The selection of Jones on the left of attack was a surprise for many, and it brought along a change in system for Liverpool.
Liverpool too pressed in a 4-2-3-1, with Wijnaldum pushing a bit further up than the other two midfielders. The wingers – Salah and Jones – were used to try and trap either of the United holding midfielders along with Wijnaldum, while also keeping an eye on the full-backs. The Dutch midfielder angled his runs in such a way that one of the United pivots would be in his overshadow, while his momentum would take him to the other.
Further back, Liverpool defended in a 4-4-2, with Salah joining Firmino up front, while Jones went to the left of the midfield line and Wijnaldum went to the opposite side.
While playing out from the back, Liverpool often looked to advance into the opposition half through United’s right, where Greenwood was targeted. Jones would drop back to outnumber the United academy graduate along with Robertson, allowing one of the two to advance through the half-space between Greenwood and van de Beek.

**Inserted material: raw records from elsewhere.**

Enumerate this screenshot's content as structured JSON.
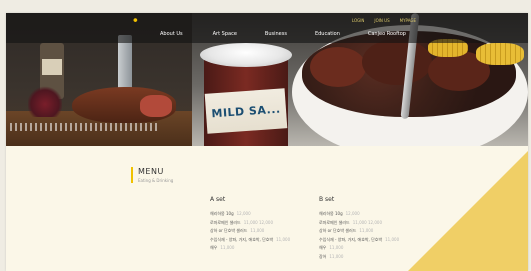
{
  "nav": {
    "home_icon": "home-icon",
    "utility_links": [
      "LOGIN",
      "JOIN US",
      "MYPAGE"
    ],
    "items": [
      "About Us",
      "Art Space",
      "Business",
      "Education",
      "Canjeo Rooftop"
    ]
  },
  "hero": {
    "jar_label": "MILD SA..."
  },
  "menu": {
    "title": "MENU",
    "subtitle": "Eating & Drinking",
    "sets": [
      {
        "title": "A set",
        "items": [
          {
            "name": "해리하몽 10g",
            "price": "12,000"
          },
          {
            "name": "로마로메인 샐러드",
            "price": "11,000 12,000"
          },
          {
            "name": "상하 or 단호박 샐러드",
            "price": "11,000"
          },
          {
            "name": "수입식재 - 양파, 가지, 애호박, 단호박",
            "price": "11,000"
          },
          {
            "name": "해우",
            "price": "11,000"
          }
        ]
      },
      {
        "title": "B set",
        "items": [
          {
            "name": "해리하몽 10g",
            "price": "12,000"
          },
          {
            "name": "로마로메인 샐러드",
            "price": "11,000 12,000"
          },
          {
            "name": "상하 or 단호박 샐러드",
            "price": "11,000"
          },
          {
            "name": "수입식재 - 양파, 가지, 애호박, 단호박",
            "price": "11,000"
          },
          {
            "name": "해우",
            "price": "11,000"
          },
          {
            "name": "장어",
            "price": "11,000"
          }
        ]
      }
    ]
  },
  "colors": {
    "accent_yellow": "#f0c200",
    "corner_yellow": "#f0cf66",
    "page_background": "#fbf7e8"
  }
}
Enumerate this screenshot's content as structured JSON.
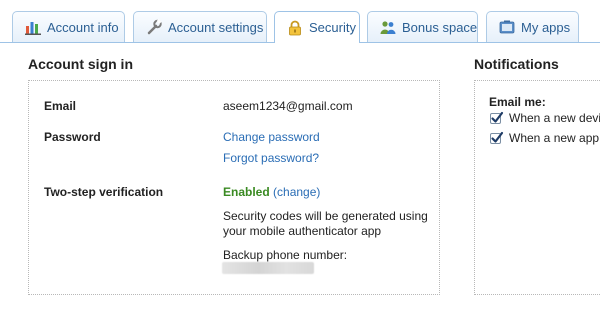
{
  "tabs": [
    {
      "label": "Account info",
      "icon": "bar-chart-icon"
    },
    {
      "label": "Account settings",
      "icon": "wrench-icon"
    },
    {
      "label": "Security",
      "icon": "padlock-icon",
      "active": true
    },
    {
      "label": "Bonus space",
      "icon": "users-icon"
    },
    {
      "label": "My apps",
      "icon": "apps-box-icon"
    }
  ],
  "account_signin": {
    "title": "Account sign in",
    "email_label": "Email",
    "email_value": "aseem1234@gmail.com",
    "password_label": "Password",
    "change_password": "Change password",
    "forgot_password": "Forgot password?",
    "two_step_label": "Two-step verification",
    "two_step_status": "Enabled",
    "two_step_change": "(change)",
    "codes_line1": "Security codes will be generated using",
    "codes_line2": "your mobile authenticator app",
    "backup_phone_label": "Backup phone number:"
  },
  "notifications": {
    "title": "Notifications",
    "email_me_label": "Email me:",
    "options": [
      {
        "label": "When a new devi",
        "checked": true
      },
      {
        "label": "When a new app",
        "checked": true
      }
    ]
  },
  "colors": {
    "tab_text": "#2b5f93",
    "link": "#2a6db5",
    "enabled": "#3a8a22"
  }
}
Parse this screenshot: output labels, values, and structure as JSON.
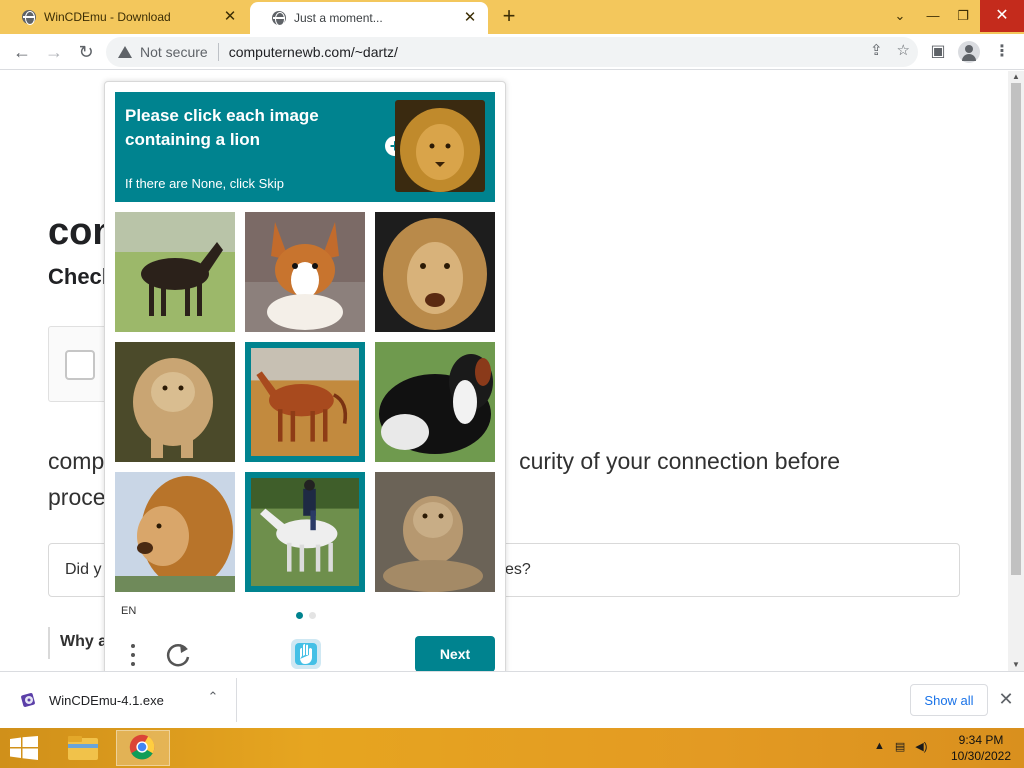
{
  "browser": {
    "tabs": [
      {
        "title": "WinCDEmu - Download",
        "active": false
      },
      {
        "title": "Just a moment...",
        "active": true
      }
    ],
    "new_tab": "+",
    "controls": {
      "dropdown": "⌄",
      "minimize": "—",
      "restore": "❐",
      "close": "✕"
    },
    "nav": {
      "back": "←",
      "forward": "→",
      "reload": "↻"
    },
    "security_label": "Not secure",
    "url": "computernewb.com/~dartz/"
  },
  "page": {
    "heading_fragment": "con",
    "subheading_fragment": "Check",
    "body_left_line1": "comp",
    "body_right_line1": "curity of your connection before",
    "body_left_line2": "proce",
    "faq_left": "Did y",
    "faq_right": "ites?",
    "why_fragment": "Why a"
  },
  "captcha": {
    "prompt_title": "Please click each image containing a lion",
    "prompt_subtitle": "If there are None, click Skip",
    "prompt_plus": "+",
    "tiles": [
      {
        "name": "horse-dark",
        "selected": false
      },
      {
        "name": "corgi",
        "selected": false
      },
      {
        "name": "lion-face",
        "selected": false
      },
      {
        "name": "lion-cub",
        "selected": false
      },
      {
        "name": "horse-brown",
        "selected": true
      },
      {
        "name": "dog-collie",
        "selected": false
      },
      {
        "name": "lion-side",
        "selected": false
      },
      {
        "name": "horse-white-rider",
        "selected": true
      },
      {
        "name": "lioness",
        "selected": false
      }
    ],
    "language": "EN",
    "page_index": 1,
    "page_count": 2,
    "next_label": "Next",
    "accent_color": "#00838f"
  },
  "downloads": {
    "filename": "WinCDEmu-4.1.exe",
    "caret": "⌃",
    "show_all_label": "Show all",
    "close": "✕"
  },
  "taskbar": {
    "tray_arrow": "▲",
    "time": "9:34 PM",
    "date": "10/30/2022"
  }
}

Milner made late runs into the box from midfield, trying to overload the penalty area. Above, you can see that he is stalking in undetected as the United defence is concentrating on Salah, Firmino and Jones.
Milner’s late run was what made Liverpool’s second goal – he got into a pocket of space inside the penalty area without being tracked, and with the United defence believing that he was going to shoot, he left the ball to Salah, who finished in style.
Firmino often dropped in between the lines to receive the ball on the half-turn and look for a teammate further forward. That teammate usually was Salah, who did not hold his width, drifting inside instead.
From such positions, Salah could use his pace to run at the Manchester United defence, particularly exploiting the gap between the centre-back and full-back. That is precisely how he opened the scoring.
Salah’s inward movements also vacated space for his full-back, Alexander-Arnold, who had a field day on the right, particularly in the first half.
You can see just that above – Salah has gone inside, with Shaw following suit. Rashford is nowhere near Alexander-Arnold, who has an acre of space on the right.
Of course, a simple overlapping run worked too, as Rashford failed to track Alexander-Arnold back.
While this system worked for the majority of the match, it’s one big weakness was Alexander-Arnold being out of position when the ball was turned over quickly. This was thoroughly exploited:
Manchester United’s counter attacking threat
As ever, United relied on counter attacks to deal their damage. Both of their first two goals came from such situations, so let’s take a look at how they worked.
Rashford’s failure to track Alexander-Arnold back meant that he was free on the left if United turned over possession. With the full-back often overlapping Salah, Rashford had an exceeding amount of freedom on the wing in counterattacking situations.
On the opposite side, the pace of Greenwood was used to hurt the Liverpool defence, as he too would often be ahead of Robertson on the break. Rashford found him multiple times with sweeping crossfield balls, and this was the one which led to United’s goal.
Alternatively, Rashford could go on with the ball, looking to slip a teammate through on goal from the edge of the box.
The reverse worked for United’s second goal – Greenwood picked the ball up and sent a crossfield to Rashford, who was clear of Alexander-Arnold again, and he too had a cool finish up his sleeve.
The number of United counterattacks in this match was pretty similar to the figure they achieved a week back in the Premier League, but the difference was that they actually finished the moves off and made them count in the FA Cup.
Tactically speaking, United did not spring too many surprises – they defended with discipline and lightly pressed Liverpool, using counter attacks to create their best chances.
In this sense, their set-up was similar to the one in the Premier League match against Liverpool, but as aforementioned, the difference was that they executed it fully tonight.
As for Liverpool, Klopp’s alternative system with Jones on the left wing didn’t look too bad, but Alexander-Arnold defensive shortfalls hurt him the most, particularly with an inexperienced centre-back in Williams on the right.
Stats courtesy Whoscored.com